From the first record to the last, write out each one exactly.
[Material for this exercise Boundary: Start]
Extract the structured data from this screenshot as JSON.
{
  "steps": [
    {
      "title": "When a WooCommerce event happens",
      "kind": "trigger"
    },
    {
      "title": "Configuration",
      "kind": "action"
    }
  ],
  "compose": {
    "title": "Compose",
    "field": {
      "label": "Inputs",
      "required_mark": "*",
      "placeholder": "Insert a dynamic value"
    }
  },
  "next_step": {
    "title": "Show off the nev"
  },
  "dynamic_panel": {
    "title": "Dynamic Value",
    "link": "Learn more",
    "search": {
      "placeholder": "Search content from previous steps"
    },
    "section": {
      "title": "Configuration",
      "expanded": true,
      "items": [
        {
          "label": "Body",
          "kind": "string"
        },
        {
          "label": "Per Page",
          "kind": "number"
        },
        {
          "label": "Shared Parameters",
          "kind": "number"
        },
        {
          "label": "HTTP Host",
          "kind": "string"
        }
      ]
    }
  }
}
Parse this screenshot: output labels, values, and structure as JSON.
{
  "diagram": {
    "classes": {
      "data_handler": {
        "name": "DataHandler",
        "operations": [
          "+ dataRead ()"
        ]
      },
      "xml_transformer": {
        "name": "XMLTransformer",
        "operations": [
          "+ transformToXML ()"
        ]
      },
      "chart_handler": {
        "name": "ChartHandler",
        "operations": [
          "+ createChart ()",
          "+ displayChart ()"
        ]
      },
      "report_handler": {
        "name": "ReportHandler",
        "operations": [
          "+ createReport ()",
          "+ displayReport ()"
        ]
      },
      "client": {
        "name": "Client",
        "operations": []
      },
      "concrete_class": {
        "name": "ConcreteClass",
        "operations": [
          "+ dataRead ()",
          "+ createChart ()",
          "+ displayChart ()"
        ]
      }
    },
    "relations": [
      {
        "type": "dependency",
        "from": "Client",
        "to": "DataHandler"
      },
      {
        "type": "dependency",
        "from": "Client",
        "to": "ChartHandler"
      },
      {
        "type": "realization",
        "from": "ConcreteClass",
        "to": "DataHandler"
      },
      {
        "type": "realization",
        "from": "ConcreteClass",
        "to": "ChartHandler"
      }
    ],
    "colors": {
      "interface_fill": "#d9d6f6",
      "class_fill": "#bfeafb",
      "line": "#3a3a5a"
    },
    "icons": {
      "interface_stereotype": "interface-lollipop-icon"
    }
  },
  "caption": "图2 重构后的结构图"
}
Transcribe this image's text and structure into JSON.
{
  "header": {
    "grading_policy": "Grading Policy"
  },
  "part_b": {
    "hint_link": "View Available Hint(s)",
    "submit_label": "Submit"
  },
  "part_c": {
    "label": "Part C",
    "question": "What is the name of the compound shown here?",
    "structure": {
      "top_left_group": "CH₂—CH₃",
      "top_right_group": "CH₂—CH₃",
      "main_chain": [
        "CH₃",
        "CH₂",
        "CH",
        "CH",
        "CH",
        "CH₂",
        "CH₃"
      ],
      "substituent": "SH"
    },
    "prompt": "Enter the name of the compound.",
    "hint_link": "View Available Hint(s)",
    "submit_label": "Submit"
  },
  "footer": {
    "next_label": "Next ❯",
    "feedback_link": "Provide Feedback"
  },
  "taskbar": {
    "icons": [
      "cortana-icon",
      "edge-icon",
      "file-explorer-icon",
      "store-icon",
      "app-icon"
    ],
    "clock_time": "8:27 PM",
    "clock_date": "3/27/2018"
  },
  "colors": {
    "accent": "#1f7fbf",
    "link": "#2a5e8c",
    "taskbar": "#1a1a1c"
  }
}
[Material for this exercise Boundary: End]
### Exercise result:
Extract the structured data from this screenshot as JSON.
{
  "steps": [
    {
      "title": "When a WooCommerce event happens",
      "kind": "trigger"
    },
    {
      "title": "Configuration",
      "kind": "action"
    }
  ],
  "compose": {
    "title": "Compose",
    "field": {
      "label": "Inputs",
      "required_mark": "*",
      "placeholder": "Insert a dynamic value"
    }
  },
  "next_step": {
    "title": "Show off the nev"
  },
  "dynamic_panel": {
    "title": "Dynamic Value",
    "link": "Learn more",
    "search": {
      "placeholder": "Search content from previous steps"
    },
    "section": {
      "title": "Configuration",
      "expanded": true,
      "items": [
        {
          "label": "Body",
          "kind": "string"
        },
        {
          "label": "Per Page",
          "kind": "number"
        },
        {
          "label": "Shared Parameters",
          "kind": "number"
        },
        {
          "label": "HTTP Host",
          "kind": "string"
        }
      ]
    }
  }
}
Parse this screenshot: output labels, values, and structure as JSON.
{
  "diagram": {
    "classes": {
      "data_handler": {
        "name": "DataHandler",
        "operations": [
          "+ dataRead ()"
        ]
      },
      "xml_transformer": {
        "name": "XMLTransformer",
        "operations": [
          "+ transformToXML ()"
        ]
      },
      "chart_handler": {
        "name": "ChartHandler",
        "operations": [
          "+ createChart ()",
          "+ displayChart ()"
        ]
      },
      "report_handler": {
        "name": "ReportHandler",
        "operations": [
          "+ createReport ()",
          "+ displayReport ()"
        ]
      },
      "client": {
        "name": "Client",
        "operations": []
      },
      "concrete_class": {
        "name": "ConcreteClass",
        "operations": [
          "+ dataRead ()",
          "+ createChart ()",
          "+ displayChart ()"
        ]
      }
    },
    "relations": [
      {
        "type": "dependency",
        "from": "Client",
        "to": "DataHandler"
      },
      {
        "type": "dependency",
        "from": "Client",
        "to": "ChartHandler"
      },
      {
        "type": "realization",
        "from": "ConcreteClass",
        "to": "DataHandler"
      },
      {
        "type": "realization",
        "from": "ConcreteClass",
        "to": "ChartHandler"
      }
    ],
    "colors": {
      "interface_fill": "#d9d6f6",
      "class_fill": "#bfeafb",
      "line": "#3a3a5a"
    },
    "icons": {
      "interface_stereotype": "interface-lollipop-icon"
    }
  },
  "caption": "图2 重构后的结构图"
}
Transcribe this image's text and structure into JSON.
{
  "header": {
    "grading_policy": "Grading Policy"
  },
  "part_b": {
    "hint_link": "View Available Hint(s)",
    "submit_label": "Submit"
  },
  "part_c": {
    "label": "Part C",
    "question": "What is the name of the compound shown here?",
    "structure": {
      "top_left_group": "CH₂—CH₃",
      "top_right_group": "CH₂—CH₃",
      "main_chain": [
        "CH₃",
        "CH₂",
        "CH",
        "CH",
        "CH",
        "CH₂",
        "CH₃"
      ],
      "substituent": "SH"
    },
    "prompt": "Enter the name of the compound.",
    "hint_link": "View Available Hint(s)",
    "submit_label": "Submit"
  },
  "footer": {
    "next_label": "Next ❯",
    "feedback_link": "Provide Feedback"
  },
  "taskbar": {
    "icons": [
      "cortana-icon",
      "edge-icon",
      "file-explorer-icon",
      "store-icon",
      "app-icon"
    ],
    "clock_time": "8:27 PM",
    "clock_date": "3/27/2018"
  },
  "colors": {
    "accent": "#1f7fbf",
    "link": "#2a5e8c",
    "taskbar": "#1a1a1c"
  }
}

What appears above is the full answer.